Glue the completed flipbook into your notebook.


Spain Spain_Flag.jpg

Conquered and enslaved American Indians

Brought Christianity to the New World

Brought European diseases to American Indians

France France_map.jpg

Established trading posts

Spread Christian religion

England England_flag.jpg

Established settlements and claimed ownership of land

Learned farming techniquesfrom American Indians

Traded with American Indians

American Indians Indian_canoe.jpeg

Taught farming techniques to European settlers

Believed that land was to be used and shared but not owned

Areas of cooperation in economic interactions outreach.gif

Europeans brought weapons and metal farm tools.

Trade

Crops

Areas of conflict redconflict-md.png

Land Competition for trade

Differences in cultures

Diseases


Explorers Thinkquest: Here's a great Thinkquest that has information on the explorers of Portugal, Spain, England, and France. It asks the question, "Why did Europeans explore the world," and then helps you to find the answer. Click on the link to begin. Updated Why Explore

Review Games: Play the games to review what you've learned.

1. Matching Explorers Game Match

2. Early Explorers Matching Early

3. Explorers Short Quiz Quiz

4. John Cabot Pop-up Cabot

5. African Kingdoms Millionaire Game African Nations

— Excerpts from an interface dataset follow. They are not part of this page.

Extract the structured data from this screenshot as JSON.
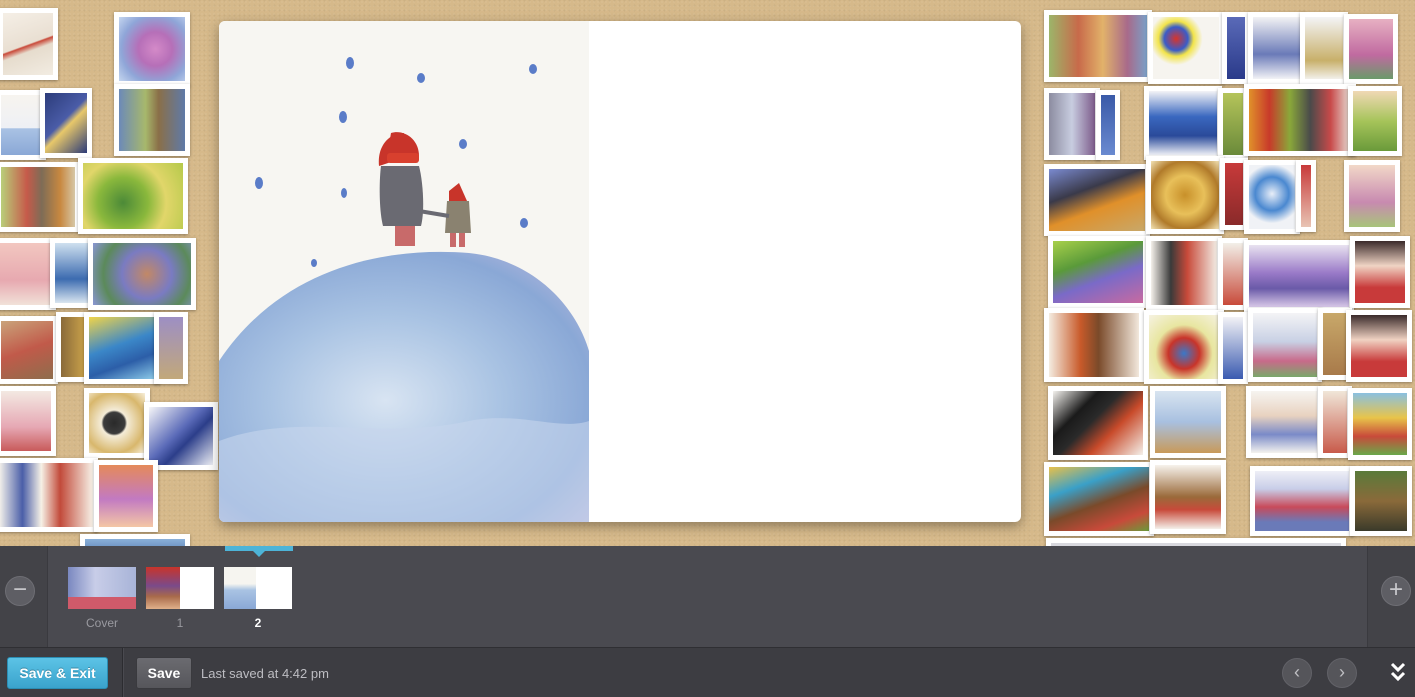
{
  "filmstrip": {
    "pages": [
      {
        "label": "Cover"
      },
      {
        "label": "1"
      },
      {
        "label": "2"
      }
    ],
    "active_page": "2",
    "zoom_out_icon": "minus-icon",
    "zoom_in_icon": "plus-icon"
  },
  "toolbar": {
    "save_exit_label": "Save & Exit",
    "save_label": "Save",
    "status_text": "Last saved at 4:42 pm",
    "prev_icon": "chevron-left-icon",
    "next_icon": "chevron-right-icon",
    "collapse_icon": "double-chevron-down-icon"
  },
  "colors": {
    "accent": "#4db4d8",
    "cork": "#d6b98a",
    "bar": "#4a4a50",
    "toolbar": "#3d3d42"
  }
}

6. Coronado and the Spanish Explorers Pop-up Coronado

7. Cabot Explores Pop-up Cabot Explores